Data records START
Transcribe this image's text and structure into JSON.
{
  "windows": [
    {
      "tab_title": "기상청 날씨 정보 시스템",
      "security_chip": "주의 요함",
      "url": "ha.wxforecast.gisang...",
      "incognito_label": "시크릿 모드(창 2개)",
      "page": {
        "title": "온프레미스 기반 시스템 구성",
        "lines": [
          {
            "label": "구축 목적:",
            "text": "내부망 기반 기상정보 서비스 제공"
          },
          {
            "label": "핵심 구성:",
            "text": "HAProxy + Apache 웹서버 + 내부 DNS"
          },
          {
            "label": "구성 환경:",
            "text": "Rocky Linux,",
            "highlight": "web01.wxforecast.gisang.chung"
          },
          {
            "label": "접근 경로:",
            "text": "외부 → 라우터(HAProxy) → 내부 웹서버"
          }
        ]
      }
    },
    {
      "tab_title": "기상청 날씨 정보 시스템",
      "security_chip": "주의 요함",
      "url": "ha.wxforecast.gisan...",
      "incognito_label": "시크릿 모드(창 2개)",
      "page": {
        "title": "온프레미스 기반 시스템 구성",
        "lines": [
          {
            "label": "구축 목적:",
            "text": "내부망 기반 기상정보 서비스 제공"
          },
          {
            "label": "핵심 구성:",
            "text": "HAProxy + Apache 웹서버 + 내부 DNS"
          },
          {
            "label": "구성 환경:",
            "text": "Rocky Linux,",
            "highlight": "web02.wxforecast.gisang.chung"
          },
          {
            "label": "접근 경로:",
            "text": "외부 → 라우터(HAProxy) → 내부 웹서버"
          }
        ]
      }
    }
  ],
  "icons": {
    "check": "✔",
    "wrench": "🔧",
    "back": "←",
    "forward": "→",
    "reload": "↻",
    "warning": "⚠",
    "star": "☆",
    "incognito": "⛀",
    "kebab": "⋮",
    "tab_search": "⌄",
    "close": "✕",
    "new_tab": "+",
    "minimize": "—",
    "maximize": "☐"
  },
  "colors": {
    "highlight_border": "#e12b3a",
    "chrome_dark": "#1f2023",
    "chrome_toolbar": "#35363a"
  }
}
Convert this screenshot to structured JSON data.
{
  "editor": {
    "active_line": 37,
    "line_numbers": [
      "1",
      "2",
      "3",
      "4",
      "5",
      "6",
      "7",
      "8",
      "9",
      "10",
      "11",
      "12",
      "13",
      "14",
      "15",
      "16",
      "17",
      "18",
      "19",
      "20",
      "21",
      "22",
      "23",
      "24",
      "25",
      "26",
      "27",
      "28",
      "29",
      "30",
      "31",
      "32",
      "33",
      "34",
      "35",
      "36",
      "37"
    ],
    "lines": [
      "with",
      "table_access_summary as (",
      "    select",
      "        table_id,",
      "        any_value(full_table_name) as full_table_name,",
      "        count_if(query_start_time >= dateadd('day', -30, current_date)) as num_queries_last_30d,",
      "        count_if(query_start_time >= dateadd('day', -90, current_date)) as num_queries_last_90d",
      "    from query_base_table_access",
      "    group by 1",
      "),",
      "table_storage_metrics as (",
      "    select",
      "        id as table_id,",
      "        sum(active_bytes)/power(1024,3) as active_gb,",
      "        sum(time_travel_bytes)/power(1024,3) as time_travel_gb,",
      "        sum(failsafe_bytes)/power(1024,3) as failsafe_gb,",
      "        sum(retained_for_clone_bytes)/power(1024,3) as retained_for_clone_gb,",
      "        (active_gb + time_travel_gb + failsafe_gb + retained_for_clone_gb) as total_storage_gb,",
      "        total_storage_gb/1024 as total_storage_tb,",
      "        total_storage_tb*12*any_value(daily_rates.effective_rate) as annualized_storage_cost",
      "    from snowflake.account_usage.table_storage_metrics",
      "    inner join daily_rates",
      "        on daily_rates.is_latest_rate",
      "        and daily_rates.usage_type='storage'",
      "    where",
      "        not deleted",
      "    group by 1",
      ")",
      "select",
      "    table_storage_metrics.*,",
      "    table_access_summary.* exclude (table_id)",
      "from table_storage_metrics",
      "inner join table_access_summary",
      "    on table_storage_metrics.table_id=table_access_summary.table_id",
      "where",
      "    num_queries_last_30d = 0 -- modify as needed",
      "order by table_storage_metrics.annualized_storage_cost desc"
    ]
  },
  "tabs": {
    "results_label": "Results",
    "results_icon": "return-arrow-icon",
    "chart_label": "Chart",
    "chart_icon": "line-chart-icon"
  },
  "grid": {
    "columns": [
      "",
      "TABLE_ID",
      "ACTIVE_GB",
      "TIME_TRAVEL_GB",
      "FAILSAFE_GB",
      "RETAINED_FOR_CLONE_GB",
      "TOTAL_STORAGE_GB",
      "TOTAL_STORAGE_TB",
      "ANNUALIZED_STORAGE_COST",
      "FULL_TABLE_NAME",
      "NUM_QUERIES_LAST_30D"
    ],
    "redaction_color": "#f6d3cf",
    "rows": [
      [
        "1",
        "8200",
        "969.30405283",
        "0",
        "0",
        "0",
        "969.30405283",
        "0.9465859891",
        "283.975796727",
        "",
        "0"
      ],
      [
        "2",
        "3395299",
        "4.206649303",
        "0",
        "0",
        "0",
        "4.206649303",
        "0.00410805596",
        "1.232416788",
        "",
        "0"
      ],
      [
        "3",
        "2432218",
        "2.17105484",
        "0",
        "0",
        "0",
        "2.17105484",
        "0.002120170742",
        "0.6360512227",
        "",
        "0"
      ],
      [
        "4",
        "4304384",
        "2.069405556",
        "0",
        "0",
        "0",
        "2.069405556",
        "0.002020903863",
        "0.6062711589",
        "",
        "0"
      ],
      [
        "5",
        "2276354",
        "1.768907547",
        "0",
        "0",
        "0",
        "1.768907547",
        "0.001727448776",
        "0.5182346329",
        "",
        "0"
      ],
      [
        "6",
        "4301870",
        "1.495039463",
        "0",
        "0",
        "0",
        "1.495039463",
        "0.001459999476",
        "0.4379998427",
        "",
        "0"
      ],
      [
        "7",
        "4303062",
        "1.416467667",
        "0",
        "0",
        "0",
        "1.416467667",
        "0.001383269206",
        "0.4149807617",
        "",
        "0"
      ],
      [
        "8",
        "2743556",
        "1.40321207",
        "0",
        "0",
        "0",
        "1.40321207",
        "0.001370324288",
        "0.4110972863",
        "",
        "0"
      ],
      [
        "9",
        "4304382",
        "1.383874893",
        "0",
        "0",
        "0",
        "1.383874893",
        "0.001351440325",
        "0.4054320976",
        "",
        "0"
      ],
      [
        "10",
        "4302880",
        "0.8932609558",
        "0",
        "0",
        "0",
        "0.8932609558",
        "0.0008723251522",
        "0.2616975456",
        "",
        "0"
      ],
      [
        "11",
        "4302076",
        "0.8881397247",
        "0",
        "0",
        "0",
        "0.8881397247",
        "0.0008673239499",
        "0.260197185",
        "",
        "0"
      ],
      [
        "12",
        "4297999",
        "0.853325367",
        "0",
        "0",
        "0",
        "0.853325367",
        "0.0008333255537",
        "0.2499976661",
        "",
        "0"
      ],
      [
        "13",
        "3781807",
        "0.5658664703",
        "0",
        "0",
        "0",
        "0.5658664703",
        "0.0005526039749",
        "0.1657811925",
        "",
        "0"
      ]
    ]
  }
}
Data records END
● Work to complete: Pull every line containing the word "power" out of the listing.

● Task result:
      "        sum(active_bytes)/power(1024,3) as active_gb,",
      "        sum(time_travel_bytes)/power(1024,3) as time_travel_gb,",
      "        sum(failsafe_bytes)/power(1024,3) as failsafe_gb,",
      "        sum(retained_for_clone_bytes)/power(1024,3) as retained_for_clone_gb,",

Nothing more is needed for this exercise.